The records follow. Retype them without a single change.
--- Task inputs Enclosed Below ---
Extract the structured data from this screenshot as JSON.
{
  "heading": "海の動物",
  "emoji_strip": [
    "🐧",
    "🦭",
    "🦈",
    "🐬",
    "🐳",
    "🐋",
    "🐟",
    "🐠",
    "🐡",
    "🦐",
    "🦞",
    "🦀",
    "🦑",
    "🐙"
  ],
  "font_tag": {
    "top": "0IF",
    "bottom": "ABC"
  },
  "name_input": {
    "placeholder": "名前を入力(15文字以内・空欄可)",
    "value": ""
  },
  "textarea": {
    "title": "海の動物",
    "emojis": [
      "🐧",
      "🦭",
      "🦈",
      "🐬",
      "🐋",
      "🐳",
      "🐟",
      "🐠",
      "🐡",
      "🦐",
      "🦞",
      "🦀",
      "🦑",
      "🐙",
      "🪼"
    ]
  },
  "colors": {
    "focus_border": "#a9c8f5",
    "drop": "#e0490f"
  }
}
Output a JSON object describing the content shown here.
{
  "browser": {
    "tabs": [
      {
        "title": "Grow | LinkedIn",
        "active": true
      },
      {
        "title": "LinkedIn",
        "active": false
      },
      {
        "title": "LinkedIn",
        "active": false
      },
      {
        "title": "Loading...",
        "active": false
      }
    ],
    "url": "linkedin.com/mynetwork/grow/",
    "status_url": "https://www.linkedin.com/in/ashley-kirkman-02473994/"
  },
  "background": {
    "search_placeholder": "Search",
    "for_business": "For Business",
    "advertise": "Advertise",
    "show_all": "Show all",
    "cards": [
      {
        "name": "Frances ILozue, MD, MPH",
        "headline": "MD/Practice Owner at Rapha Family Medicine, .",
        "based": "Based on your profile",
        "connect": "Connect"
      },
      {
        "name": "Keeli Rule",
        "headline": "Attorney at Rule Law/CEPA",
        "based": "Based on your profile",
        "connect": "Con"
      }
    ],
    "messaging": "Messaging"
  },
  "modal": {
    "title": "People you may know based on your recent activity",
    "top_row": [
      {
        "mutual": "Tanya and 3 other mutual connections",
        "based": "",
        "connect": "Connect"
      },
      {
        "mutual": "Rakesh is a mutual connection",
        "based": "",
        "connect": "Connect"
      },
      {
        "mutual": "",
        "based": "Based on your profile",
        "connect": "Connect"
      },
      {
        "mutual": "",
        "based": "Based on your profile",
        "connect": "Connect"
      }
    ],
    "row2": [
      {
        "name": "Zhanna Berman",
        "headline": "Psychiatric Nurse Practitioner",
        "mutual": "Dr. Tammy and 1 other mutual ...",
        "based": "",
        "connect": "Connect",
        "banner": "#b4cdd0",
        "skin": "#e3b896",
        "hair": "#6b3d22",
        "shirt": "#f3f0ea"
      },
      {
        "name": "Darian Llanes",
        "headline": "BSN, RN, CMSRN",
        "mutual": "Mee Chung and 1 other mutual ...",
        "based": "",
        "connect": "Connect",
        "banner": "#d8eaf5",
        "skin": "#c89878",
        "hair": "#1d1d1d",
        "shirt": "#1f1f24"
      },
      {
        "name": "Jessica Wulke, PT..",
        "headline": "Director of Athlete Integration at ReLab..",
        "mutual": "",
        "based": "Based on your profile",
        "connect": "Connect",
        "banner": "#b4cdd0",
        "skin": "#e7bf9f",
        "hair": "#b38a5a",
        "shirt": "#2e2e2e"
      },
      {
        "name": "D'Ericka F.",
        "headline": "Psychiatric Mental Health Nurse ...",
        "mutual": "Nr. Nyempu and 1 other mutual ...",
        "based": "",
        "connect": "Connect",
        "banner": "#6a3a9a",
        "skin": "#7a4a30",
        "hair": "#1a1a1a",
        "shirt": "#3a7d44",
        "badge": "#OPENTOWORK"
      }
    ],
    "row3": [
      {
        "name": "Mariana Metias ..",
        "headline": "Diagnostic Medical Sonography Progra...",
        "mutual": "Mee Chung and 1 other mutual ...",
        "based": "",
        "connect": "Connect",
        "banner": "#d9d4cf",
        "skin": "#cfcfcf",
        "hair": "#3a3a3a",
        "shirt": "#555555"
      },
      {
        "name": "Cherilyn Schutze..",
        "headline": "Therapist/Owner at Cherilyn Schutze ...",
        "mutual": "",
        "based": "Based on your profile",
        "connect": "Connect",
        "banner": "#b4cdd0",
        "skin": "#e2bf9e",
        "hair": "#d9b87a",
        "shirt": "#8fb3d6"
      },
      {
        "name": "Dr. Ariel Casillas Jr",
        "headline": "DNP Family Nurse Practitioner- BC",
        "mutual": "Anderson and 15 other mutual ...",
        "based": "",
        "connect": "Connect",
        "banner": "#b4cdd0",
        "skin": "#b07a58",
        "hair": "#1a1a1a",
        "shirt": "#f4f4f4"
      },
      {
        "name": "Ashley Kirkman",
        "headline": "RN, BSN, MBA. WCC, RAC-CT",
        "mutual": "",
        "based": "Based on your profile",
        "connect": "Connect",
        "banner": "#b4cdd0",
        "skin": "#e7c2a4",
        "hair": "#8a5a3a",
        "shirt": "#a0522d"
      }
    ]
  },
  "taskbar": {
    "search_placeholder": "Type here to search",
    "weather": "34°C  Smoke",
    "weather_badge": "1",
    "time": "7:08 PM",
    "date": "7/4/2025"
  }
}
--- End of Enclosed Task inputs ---
Response area →
Extract the structured data from this screenshot as JSON.
{
  "heading": "海の動物",
  "emoji_strip": [
    "🐧",
    "🦭",
    "🦈",
    "🐬",
    "🐳",
    "🐋",
    "🐟",
    "🐠",
    "🐡",
    "🦐",
    "🦞",
    "🦀",
    "🦑",
    "🐙"
  ],
  "font_tag": {
    "top": "0IF",
    "bottom": "ABC"
  },
  "name_input": {
    "placeholder": "名前を入力(15文字以内・空欄可)",
    "value": ""
  },
  "textarea": {
    "title": "海の動物",
    "emojis": [
      "🐧",
      "🦭",
      "🦈",
      "🐬",
      "🐋",
      "🐳",
      "🐟",
      "🐠",
      "🐡",
      "🦐",
      "🦞",
      "🦀",
      "🦑",
      "🐙",
      "🪼"
    ]
  },
  "colors": {
    "focus_border": "#a9c8f5",
    "drop": "#e0490f"
  }
}
Output a JSON object describing the content shown here.
{
  "browser": {
    "tabs": [
      {
        "title": "Grow | LinkedIn",
        "active": true
      },
      {
        "title": "LinkedIn",
        "active": false
      },
      {
        "title": "LinkedIn",
        "active": false
      },
      {
        "title": "Loading...",
        "active": false
      }
    ],
    "url": "linkedin.com/mynetwork/grow/",
    "status_url": "https://www.linkedin.com/in/ashley-kirkman-02473994/"
  },
  "background": {
    "search_placeholder": "Search",
    "for_business": "For Business",
    "advertise": "Advertise",
    "show_all": "Show all",
    "cards": [
      {
        "name": "Frances ILozue, MD, MPH",
        "headline": "MD/Practice Owner at Rapha Family Medicine, .",
        "based": "Based on your profile",
        "connect": "Connect"
      },
      {
        "name": "Keeli Rule",
        "headline": "Attorney at Rule Law/CEPA",
        "based": "Based on your profile",
        "connect": "Con"
      }
    ],
    "messaging": "Messaging"
  },
  "modal": {
    "title": "People you may know based on your recent activity",
    "top_row": [
      {
        "mutual": "Tanya and 3 other mutual connections",
        "based": "",
        "connect": "Connect"
      },
      {
        "mutual": "Rakesh is a mutual connection",
        "based": "",
        "connect": "Connect"
      },
      {
        "mutual": "",
        "based": "Based on your profile",
        "connect": "Connect"
      },
      {
        "mutual": "",
        "based": "Based on your profile",
        "connect": "Connect"
      }
    ],
    "row2": [
      {
        "name": "Zhanna Berman",
        "headline": "Psychiatric Nurse Practitioner",
        "mutual": "Dr. Tammy and 1 other mutual ...",
        "based": "",
        "connect": "Connect",
        "banner": "#b4cdd0",
        "skin": "#e3b896",
        "hair": "#6b3d22",
        "shirt": "#f3f0ea"
      },
      {
        "name": "Darian Llanes",
        "headline": "BSN, RN, CMSRN",
        "mutual": "Mee Chung and 1 other mutual ...",
        "based": "",
        "connect": "Connect",
        "banner": "#d8eaf5",
        "skin": "#c89878",
        "hair": "#1d1d1d",
        "shirt": "#1f1f24"
      },
      {
        "name": "Jessica Wulke, PT..",
        "headline": "Director of Athlete Integration at ReLab..",
        "mutual": "",
        "based": "Based on your profile",
        "connect": "Connect",
        "banner": "#b4cdd0",
        "skin": "#e7bf9f",
        "hair": "#b38a5a",
        "shirt": "#2e2e2e"
      },
      {
        "name": "D'Ericka F.",
        "headline": "Psychiatric Mental Health Nurse ...",
        "mutual": "Nr. Nyempu and 1 other mutual ...",
        "based": "",
        "connect": "Connect",
        "banner": "#6a3a9a",
        "skin": "#7a4a30",
        "hair": "#1a1a1a",
        "shirt": "#3a7d44",
        "badge": "#OPENTOWORK"
      }
    ],
    "row3": [
      {
        "name": "Mariana Metias ..",
        "headline": "Diagnostic Medical Sonography Progra...",
        "mutual": "Mee Chung and 1 other mutual ...",
        "based": "",
        "connect": "Connect",
        "banner": "#d9d4cf",
        "skin": "#cfcfcf",
        "hair": "#3a3a3a",
        "shirt": "#555555"
      },
      {
        "name": "Cherilyn Schutze..",
        "headline": "Therapist/Owner at Cherilyn Schutze ...",
        "mutual": "",
        "based": "Based on your profile",
        "connect": "Connect",
        "banner": "#b4cdd0",
        "skin": "#e2bf9e",
        "hair": "#d9b87a",
        "shirt": "#8fb3d6"
      },
      {
        "name": "Dr. Ariel Casillas Jr",
        "headline": "DNP Family Nurse Practitioner- BC",
        "mutual": "Anderson and 15 other mutual ...",
        "based": "",
        "connect": "Connect",
        "banner": "#b4cdd0",
        "skin": "#b07a58",
        "hair": "#1a1a1a",
        "shirt": "#f4f4f4"
      },
      {
        "name": "Ashley Kirkman",
        "headline": "RN, BSN, MBA. WCC, RAC-CT",
        "mutual": "",
        "based": "Based on your profile",
        "connect": "Connect",
        "banner": "#b4cdd0",
        "skin": "#e7c2a4",
        "hair": "#8a5a3a",
        "shirt": "#a0522d"
      }
    ]
  },
  "taskbar": {
    "search_placeholder": "Type here to search",
    "weather": "34°C  Smoke",
    "weather_badge": "1",
    "time": "7:08 PM",
    "date": "7/4/2025"
  }
}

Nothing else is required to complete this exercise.